Anderson said properly appraising those lower-valued properties is a specific goal for him in the upcoming year, but said that can be difficult since, when appraising any structure, they can only make an estimate based on the exterior. Anderson said sometimes they come across a home that may look well-kept on the outside, but then sells for a lower price because the inside may be gutted, and vice versa.

Property is assessed much differently, according to Anderson, with the appraisal not just coming from the size or location of the land, but from its production. That production can include crops, timber, irrigation or just natural grass.

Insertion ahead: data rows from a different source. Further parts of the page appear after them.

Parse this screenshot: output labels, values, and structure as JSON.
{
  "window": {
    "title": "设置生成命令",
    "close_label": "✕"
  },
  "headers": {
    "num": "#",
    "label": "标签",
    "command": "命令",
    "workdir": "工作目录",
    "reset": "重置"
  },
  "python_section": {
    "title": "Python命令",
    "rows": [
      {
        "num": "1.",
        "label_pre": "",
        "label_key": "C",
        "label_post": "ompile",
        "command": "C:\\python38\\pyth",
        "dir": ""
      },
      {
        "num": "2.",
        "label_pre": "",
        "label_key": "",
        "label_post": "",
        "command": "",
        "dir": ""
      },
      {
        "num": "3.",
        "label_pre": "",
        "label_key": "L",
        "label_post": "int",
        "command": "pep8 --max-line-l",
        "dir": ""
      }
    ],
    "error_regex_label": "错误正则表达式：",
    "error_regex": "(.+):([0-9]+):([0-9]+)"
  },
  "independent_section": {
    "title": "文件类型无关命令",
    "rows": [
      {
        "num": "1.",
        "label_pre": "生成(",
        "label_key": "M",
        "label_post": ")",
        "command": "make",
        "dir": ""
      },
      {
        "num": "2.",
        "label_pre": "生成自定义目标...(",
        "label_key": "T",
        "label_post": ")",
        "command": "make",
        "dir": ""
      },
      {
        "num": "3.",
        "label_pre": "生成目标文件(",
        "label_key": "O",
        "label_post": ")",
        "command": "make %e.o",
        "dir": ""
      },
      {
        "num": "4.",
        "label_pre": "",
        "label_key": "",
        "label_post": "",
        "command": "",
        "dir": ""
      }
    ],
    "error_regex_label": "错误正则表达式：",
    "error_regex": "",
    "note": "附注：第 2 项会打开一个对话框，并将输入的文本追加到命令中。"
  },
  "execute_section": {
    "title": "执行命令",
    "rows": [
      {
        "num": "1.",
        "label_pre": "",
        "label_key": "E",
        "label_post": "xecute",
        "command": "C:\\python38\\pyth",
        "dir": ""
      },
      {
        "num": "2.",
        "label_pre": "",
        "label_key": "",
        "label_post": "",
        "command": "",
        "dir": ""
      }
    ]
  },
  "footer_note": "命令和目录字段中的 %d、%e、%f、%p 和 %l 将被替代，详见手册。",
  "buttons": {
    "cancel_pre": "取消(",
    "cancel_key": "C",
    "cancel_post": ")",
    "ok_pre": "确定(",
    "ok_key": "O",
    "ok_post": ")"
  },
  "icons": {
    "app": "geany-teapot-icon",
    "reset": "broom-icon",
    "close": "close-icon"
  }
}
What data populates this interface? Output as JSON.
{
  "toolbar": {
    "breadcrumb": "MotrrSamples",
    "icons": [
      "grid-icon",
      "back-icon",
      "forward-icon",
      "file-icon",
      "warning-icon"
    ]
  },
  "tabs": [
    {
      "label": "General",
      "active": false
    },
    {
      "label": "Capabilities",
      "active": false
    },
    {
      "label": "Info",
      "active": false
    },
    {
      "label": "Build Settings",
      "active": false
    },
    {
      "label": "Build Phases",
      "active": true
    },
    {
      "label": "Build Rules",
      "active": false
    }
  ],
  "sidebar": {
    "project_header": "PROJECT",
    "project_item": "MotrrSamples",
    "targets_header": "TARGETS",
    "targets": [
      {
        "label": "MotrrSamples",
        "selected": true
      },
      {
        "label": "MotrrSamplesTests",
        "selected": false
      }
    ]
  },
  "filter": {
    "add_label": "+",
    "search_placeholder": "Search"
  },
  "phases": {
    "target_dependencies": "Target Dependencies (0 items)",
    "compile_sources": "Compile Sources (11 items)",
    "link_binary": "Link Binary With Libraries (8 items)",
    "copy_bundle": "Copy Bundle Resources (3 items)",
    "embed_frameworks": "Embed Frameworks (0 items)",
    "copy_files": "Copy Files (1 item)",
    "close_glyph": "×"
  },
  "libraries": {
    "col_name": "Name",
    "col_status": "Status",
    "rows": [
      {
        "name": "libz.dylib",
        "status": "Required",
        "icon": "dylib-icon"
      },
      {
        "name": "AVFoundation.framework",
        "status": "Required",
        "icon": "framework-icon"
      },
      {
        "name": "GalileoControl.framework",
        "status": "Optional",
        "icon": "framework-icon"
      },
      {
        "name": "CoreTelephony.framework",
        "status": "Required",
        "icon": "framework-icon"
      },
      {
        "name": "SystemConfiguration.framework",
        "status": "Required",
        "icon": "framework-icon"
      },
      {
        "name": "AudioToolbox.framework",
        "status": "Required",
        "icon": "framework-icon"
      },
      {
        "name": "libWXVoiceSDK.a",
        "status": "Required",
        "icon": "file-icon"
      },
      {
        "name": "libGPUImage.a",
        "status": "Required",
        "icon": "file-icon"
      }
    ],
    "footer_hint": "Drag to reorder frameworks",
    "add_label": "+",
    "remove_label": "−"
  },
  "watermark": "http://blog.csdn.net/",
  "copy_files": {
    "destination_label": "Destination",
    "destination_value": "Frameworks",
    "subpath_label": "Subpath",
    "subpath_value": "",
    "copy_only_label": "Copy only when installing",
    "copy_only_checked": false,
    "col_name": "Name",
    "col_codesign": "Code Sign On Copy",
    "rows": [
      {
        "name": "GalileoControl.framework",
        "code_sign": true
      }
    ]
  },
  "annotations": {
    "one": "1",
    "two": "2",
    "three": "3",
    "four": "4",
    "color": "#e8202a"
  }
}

Acreage used solely for hunting often leads to much lower property taxes because there is not a measurable production.

“We have no ability whatsoever to change those values,” Anderson said of such properties, saying the state constitution defines it. “We say what it is and they tell us how much.”

But for those appraisals determined locally, Anderson said they are making a conscious effort to make them as accurate as possible to prevent property taxes from being any higher than necessary for Bourbon County residents.

Middle School to host annual Fall Extravaganza

In preparation for the coming Christmas season, the Fort Scott Middle School will host their annual VIP Fall Extravaganza Monday evening, providing an opportunity for the community to shop from a variety of vendors while helping raise funds for the middle school.

Fall Extravaganza 2015

“It’s a family event,” organizer Stephanie George said of the extravaganza, which will be held from 5 to 8 p.m. and will include childcare provided by the Fort Scott Community College volleyball team.

In the USD 234 Board of Education meeting held Monday evening, George said the event is full of vendors, with 57 signed up, and she even had to turn some away because there is no more space. George added the event has spread from just local vendors to include others from Nevada and Junction City, for example.

“Now I just need lots of shoppers to come,” George said.

Some of the participating vendors include Pampered Chef, LuLaRoe Clothing, Thirty-One Gifts, Tourtillott Creations, Scentsy, Miller Feed & Farm, Gold Canyon, Briggs of Fort Scott, Care to Share and a number of other vendors selling clothes, food items, crafts and other goods.

Many vendors will also be holding raffles to give items away, with tickets costing $0.25 each. Briggs of Fort Scott also donated $150 that will be given away as two $75 prizes to employees of the school district who enter into the drawing at the extravaganza.